[Dataset excerpts]
::::::

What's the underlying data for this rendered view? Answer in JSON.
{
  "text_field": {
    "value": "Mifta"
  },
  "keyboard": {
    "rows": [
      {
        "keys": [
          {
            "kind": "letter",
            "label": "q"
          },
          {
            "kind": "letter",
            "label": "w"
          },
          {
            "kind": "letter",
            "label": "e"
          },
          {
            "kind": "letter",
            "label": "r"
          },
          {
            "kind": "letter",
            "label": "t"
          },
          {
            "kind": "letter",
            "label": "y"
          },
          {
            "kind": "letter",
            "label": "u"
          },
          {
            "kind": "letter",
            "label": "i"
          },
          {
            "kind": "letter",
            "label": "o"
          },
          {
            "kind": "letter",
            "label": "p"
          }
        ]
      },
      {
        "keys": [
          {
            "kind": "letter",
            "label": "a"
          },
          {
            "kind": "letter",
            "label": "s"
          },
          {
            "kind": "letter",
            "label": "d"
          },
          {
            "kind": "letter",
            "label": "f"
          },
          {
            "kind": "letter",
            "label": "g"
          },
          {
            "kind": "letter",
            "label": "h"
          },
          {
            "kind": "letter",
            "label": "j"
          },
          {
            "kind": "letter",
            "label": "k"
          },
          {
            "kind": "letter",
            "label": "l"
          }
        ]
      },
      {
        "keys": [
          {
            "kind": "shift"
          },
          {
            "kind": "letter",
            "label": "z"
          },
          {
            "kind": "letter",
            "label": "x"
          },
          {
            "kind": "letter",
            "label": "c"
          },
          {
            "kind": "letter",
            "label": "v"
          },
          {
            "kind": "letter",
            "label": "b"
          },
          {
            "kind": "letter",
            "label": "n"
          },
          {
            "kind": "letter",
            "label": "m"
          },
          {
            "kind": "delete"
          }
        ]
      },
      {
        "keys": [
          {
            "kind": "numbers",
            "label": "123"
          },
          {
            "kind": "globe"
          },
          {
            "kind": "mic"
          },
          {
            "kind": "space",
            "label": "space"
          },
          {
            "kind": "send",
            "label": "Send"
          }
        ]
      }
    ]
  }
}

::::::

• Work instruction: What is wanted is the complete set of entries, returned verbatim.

• Written answer:
What's the underlying data for this rendered view? Answer in JSON.
{
  "text_field": {
    "value": "Mifta"
  },
  "keyboard": {
    "rows": [
      {
        "keys": [
          {
            "kind": "letter",
            "label": "q"
          },
          {
            "kind": "letter",
            "label": "w"
          },
          {
            "kind": "letter",
            "label": "e"
          },
          {
            "kind": "letter",
            "label": "r"
          },
          {
            "kind": "letter",
            "label": "t"
          },
          {
            "kind": "letter",
            "label": "y"
          },
          {
            "kind": "letter",
            "label": "u"
          },
          {
            "kind": "letter",
            "label": "i"
          },
          {
            "kind": "letter",
            "label": "o"
          },
          {
            "kind": "letter",
            "label": "p"
          }
        ]
      },
      {
        "keys": [
          {
            "kind": "letter",
            "label": "a"
          },
          {
            "kind": "letter",
            "label": "s"
          },
          {
            "kind": "letter",
            "label": "d"
          },
          {
            "kind": "letter",
            "label": "f"
          },
          {
            "kind": "letter",
            "label": "g"
          },
          {
            "kind": "letter",
            "label": "h"
          },
          {
            "kind": "letter",
            "label": "j"
          },
          {
            "kind": "letter",
            "label": "k"
          },
          {
            "kind": "letter",
            "label": "l"
          }
        ]
      },
      {
        "keys": [
          {
            "kind": "shift"
          },
          {
            "kind": "letter",
            "label": "z"
          },
          {
            "kind": "letter",
            "label": "x"
          },
          {
            "kind": "letter",
            "label": "c"
          },
          {
            "kind": "letter",
            "label": "v"
          },
          {
            "kind": "letter",
            "label": "b"
          },
          {
            "kind": "letter",
            "label": "n"
          },
          {
            "kind": "letter",
            "label": "m"
          },
          {
            "kind": "delete"
          }
        ]
      },
      {
        "keys": [
          {
            "kind": "numbers",
            "label": "123"
          },
          {
            "kind": "globe"
          },
          {
            "kind": "mic"
          },
          {
            "kind": "space",
            "label": "space"
          },
          {
            "kind": "send",
            "label": "Send"
          }
        ]
      }
    ]
  }
}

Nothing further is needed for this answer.